→ **Exercise requirements**: Would you write out all of the entries below, exactly as they stand?

Dataset records
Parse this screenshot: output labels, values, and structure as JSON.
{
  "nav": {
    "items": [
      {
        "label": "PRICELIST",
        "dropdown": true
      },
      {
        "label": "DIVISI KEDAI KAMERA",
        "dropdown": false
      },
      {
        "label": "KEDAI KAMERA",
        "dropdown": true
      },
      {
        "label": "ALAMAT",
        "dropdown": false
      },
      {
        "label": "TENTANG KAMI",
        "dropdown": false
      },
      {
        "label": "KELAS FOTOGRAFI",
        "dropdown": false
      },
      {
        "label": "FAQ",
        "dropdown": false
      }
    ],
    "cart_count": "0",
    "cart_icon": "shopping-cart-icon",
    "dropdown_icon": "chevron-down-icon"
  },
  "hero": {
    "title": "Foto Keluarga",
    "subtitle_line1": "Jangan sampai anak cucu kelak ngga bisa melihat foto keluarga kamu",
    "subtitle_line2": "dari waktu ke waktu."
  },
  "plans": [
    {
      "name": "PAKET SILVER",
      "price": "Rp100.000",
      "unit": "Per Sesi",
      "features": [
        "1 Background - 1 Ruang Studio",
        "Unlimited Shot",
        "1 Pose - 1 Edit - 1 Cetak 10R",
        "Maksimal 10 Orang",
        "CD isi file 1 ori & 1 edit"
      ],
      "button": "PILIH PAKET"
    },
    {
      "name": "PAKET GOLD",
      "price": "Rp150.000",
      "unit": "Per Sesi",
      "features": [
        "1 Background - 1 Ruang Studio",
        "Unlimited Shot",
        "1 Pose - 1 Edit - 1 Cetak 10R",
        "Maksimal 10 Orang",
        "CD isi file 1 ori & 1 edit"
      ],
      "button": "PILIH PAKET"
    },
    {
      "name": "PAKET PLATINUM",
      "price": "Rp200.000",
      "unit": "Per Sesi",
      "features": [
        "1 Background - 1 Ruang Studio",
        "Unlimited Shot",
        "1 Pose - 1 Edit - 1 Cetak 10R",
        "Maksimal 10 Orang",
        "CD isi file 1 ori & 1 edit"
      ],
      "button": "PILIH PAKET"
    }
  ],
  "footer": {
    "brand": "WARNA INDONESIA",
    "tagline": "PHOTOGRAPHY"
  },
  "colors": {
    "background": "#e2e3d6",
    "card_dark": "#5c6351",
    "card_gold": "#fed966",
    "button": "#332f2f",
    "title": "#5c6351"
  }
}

→ **Result of this exercise**:
Parse this screenshot: output labels, values, and structure as JSON.
{
  "nav": {
    "items": [
      {
        "label": "PRICELIST",
        "dropdown": true
      },
      {
        "label": "DIVISI KEDAI KAMERA",
        "dropdown": false
      },
      {
        "label": "KEDAI KAMERA",
        "dropdown": true
      },
      {
        "label": "ALAMAT",
        "dropdown": false
      },
      {
        "label": "TENTANG KAMI",
        "dropdown": false
      },
      {
        "label": "KELAS FOTOGRAFI",
        "dropdown": false
      },
      {
        "label": "FAQ",
        "dropdown": false
      }
    ],
    "cart_count": "0",
    "cart_icon": "shopping-cart-icon",
    "dropdown_icon": "chevron-down-icon"
  },
  "hero": {
    "title": "Foto Keluarga",
    "subtitle_line1": "Jangan sampai anak cucu kelak ngga bisa melihat foto keluarga kamu",
    "subtitle_line2": "dari waktu ke waktu."
  },
  "plans": [
    {
      "name": "PAKET SILVER",
      "price": "Rp100.000",
      "unit": "Per Sesi",
      "features": [
        "1 Background - 1 Ruang Studio",
        "Unlimited Shot",
        "1 Pose - 1 Edit - 1 Cetak 10R",
        "Maksimal 10 Orang",
        "CD isi file 1 ori & 1 edit"
      ],
      "button": "PILIH PAKET"
    },
    {
      "name": "PAKET GOLD",
      "price": "Rp150.000",
      "unit": "Per Sesi",
      "features": [
        "1 Background - 1 Ruang Studio",
        "Unlimited Shot",
        "1 Pose - 1 Edit - 1 Cetak 10R",
        "Maksimal 10 Orang",
        "CD isi file 1 ori & 1 edit"
      ],
      "button": "PILIH PAKET"
    },
    {
      "name": "PAKET PLATINUM",
      "price": "Rp200.000",
      "unit": "Per Sesi",
      "features": [
        "1 Background - 1 Ruang Studio",
        "Unlimited Shot",
        "1 Pose - 1 Edit - 1 Cetak 10R",
        "Maksimal 10 Orang",
        "CD isi file 1 ori & 1 edit"
      ],
      "button": "PILIH PAKET"
    }
  ],
  "footer": {
    "brand": "WARNA INDONESIA",
    "tagline": "PHOTOGRAPHY"
  },
  "colors": {
    "background": "#e2e3d6",
    "card_dark": "#5c6351",
    "card_gold": "#fed966",
    "button": "#332f2f",
    "title": "#5c6351"
  }
}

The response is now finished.